Orthodox theology

Saint Mary of Egypt and the Holy Communion

Saint Mary of Egypt struggled in desert for forty-seven years without receiving Holy Communion. As it is known, the saint retired to the wilderness to repent of her very desolate life.

On the one hand, we must take it as an extraordinary example of repentance; on the other hand, we must not forget to preserve this extraordinary character.

The Akathist Hymn to the Mother of God

The Akathist Hymn is one of the most well-loved services of devotion in the Orthodox Church. Although there is some debate concerning the particulars of its authorship, many scholars agree with the pious tradition which states that the Akathist was composed in the imperial city of Constantinople, "the city of the Virgin," by St. Romanos the Melodist, who reposed in the year 556. The Akathist Hymn has proved so popular that many other hymns have been written following its format, particularly in the Russian Orthodox Church. These include Akathists to Our Lord Jesus Christ, to the Cross, to various saints, etc.

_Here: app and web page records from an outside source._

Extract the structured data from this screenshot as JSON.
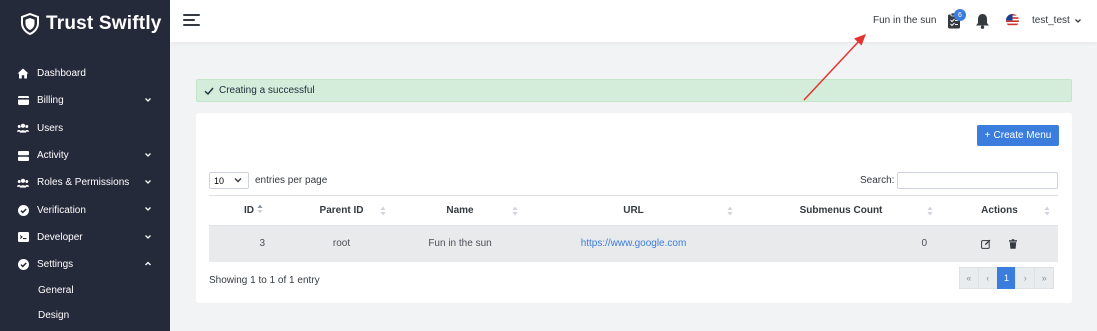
{
  "brand": {
    "name": "Trust Swiftly"
  },
  "sidebar": {
    "items": [
      {
        "label": "Dashboard",
        "icon": "home-icon",
        "has_submenu": false
      },
      {
        "label": "Billing",
        "icon": "billing-icon",
        "has_submenu": true
      },
      {
        "label": "Users",
        "icon": "users-icon",
        "has_submenu": false
      },
      {
        "label": "Activity",
        "icon": "activity-icon",
        "has_submenu": true
      },
      {
        "label": "Roles & Permissions",
        "icon": "roles-icon",
        "has_submenu": true
      },
      {
        "label": "Verification",
        "icon": "verification-icon",
        "has_submenu": true
      },
      {
        "label": "Developer",
        "icon": "developer-icon",
        "has_submenu": true
      },
      {
        "label": "Settings",
        "icon": "gear-icon",
        "has_submenu": true,
        "expanded": true
      }
    ],
    "sub_items": [
      {
        "label": "General"
      },
      {
        "label": "Design"
      }
    ]
  },
  "header": {
    "menu_text": "Fun in the sun",
    "badge_count": "6",
    "user_name": "test_test"
  },
  "alert": {
    "message": "Creating a successful"
  },
  "toolbar": {
    "create_label": "Create Menu"
  },
  "table_controls": {
    "length_value": "10",
    "entries_label": "entries per page",
    "search_label": "Search:",
    "search_value": ""
  },
  "table": {
    "columns": [
      "ID",
      "Parent ID",
      "Name",
      "URL",
      "Submenus Count",
      "Actions"
    ],
    "rows": [
      {
        "id": "3",
        "parent_id": "root",
        "name": "Fun in the sun",
        "url": "https://www.google.com",
        "submenus": "0"
      }
    ]
  },
  "footer": {
    "info": "Showing 1 to 1 of 1 entry",
    "pager": [
      "«",
      "‹",
      "1",
      "›",
      "»"
    ],
    "active_page": "1"
  },
  "colors": {
    "sidebar_bg": "#252a3a",
    "accent": "#3b7ddd",
    "alert_bg": "#d4edda",
    "annotation_arrow": "#e3342f"
  }
}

The Monk John of the Ladder (Lestvichnik; Klimatikos; Climaticus) Commemorated on the 4th Sunday of the Great Lent

The Monk John of the Ladder (Lestvichnik; Klimatikos; Climaticus) is honoured by Holy Church as a great ascetic and author of the reknown spiritual work called "The Ladder", whereby the monk likewise received the title "of-the-Ladder" [Lestvichnik (Slav.); Klimatikos (Grk.); Climaticus (Lat.)].

St. Seraphim on fasting and guarding the mind

On Fasting

Fasting consists not only in eating rarely, but also in eating little; and not in eating once a day, but also in not eating very much. Unreasonable is the faster who waits for a given hour, and at the hour of trapeza gives himself over to insatiable eating. In both body and mind, our reasoning mind should watch that it not choose between tasty repasts and those that are not tasty. That is what animals do, but it is not praiseworthy in a rational human. We refuse pleasant foods in order to humble the warring members of the flesh and give freedom to the actions of the spirit. A true fast consists not only in exhausting the flesh, but also in giving away to the hungry that piece of bread you would have liked to eat. Blessed are the hungry, for they shall be filled (Matt. 5:6).

False Spirituality or True Prayer?

The Reading from the Holy Gospel according to St. Luke (18:10-14)

For some strange reason people are now too busy for the church. They are too busy to hear the word of God, the word upon which the whole of western civilization was founded. Is it any surprise that the very foundations of western society and morality are crumbling before our very eyes? Is it any wonder that people are often miserable? In truth, they are not only too busy for the church. They are too busy for their salvation, and salvation means a living relationship with the Holy Trinity. That is real life.

The Monastic Fathers, Murdered at Sinai and Raipha--Commemorated on January 14/27

The Monastic Fathers, Murdered at Sinai and Raipha,asceticised at the monasteries and caves of Mount Sinai, where previously the Ten Commandments had been given through Moses; near to it also was the Raipha monastic wilderness (on the shores of the Red Sea). They suffered under the Saracens and under nomadic brigands from among the Arab tribes. The first massacre occurred in about the year 312. It was recorded by Ammon, an Egyptian monk, who witnessed the murder of the 40 holy fathers in Sinai. During this time the Arabs also killed 39 fathers at Raipha. The second period of the massacres occurred nearly an hundred years later, and was likewise recorded by an eye-witness who himself in the process miraculously escaped – the Monk Nilos the Faster (Comm. 12 November).

The Sinai and Raipha ascetics lived a particularly strict lifestyle: they spent the whole week in their cells at prayer, on Saturday they gathered for the all-night vigil, and on Sunday they communed the Holy Mysteries. Their only food was dates and water. Many of the wilderness ascetics were glorified by wonderworking – the elders Moses, Joseph and others.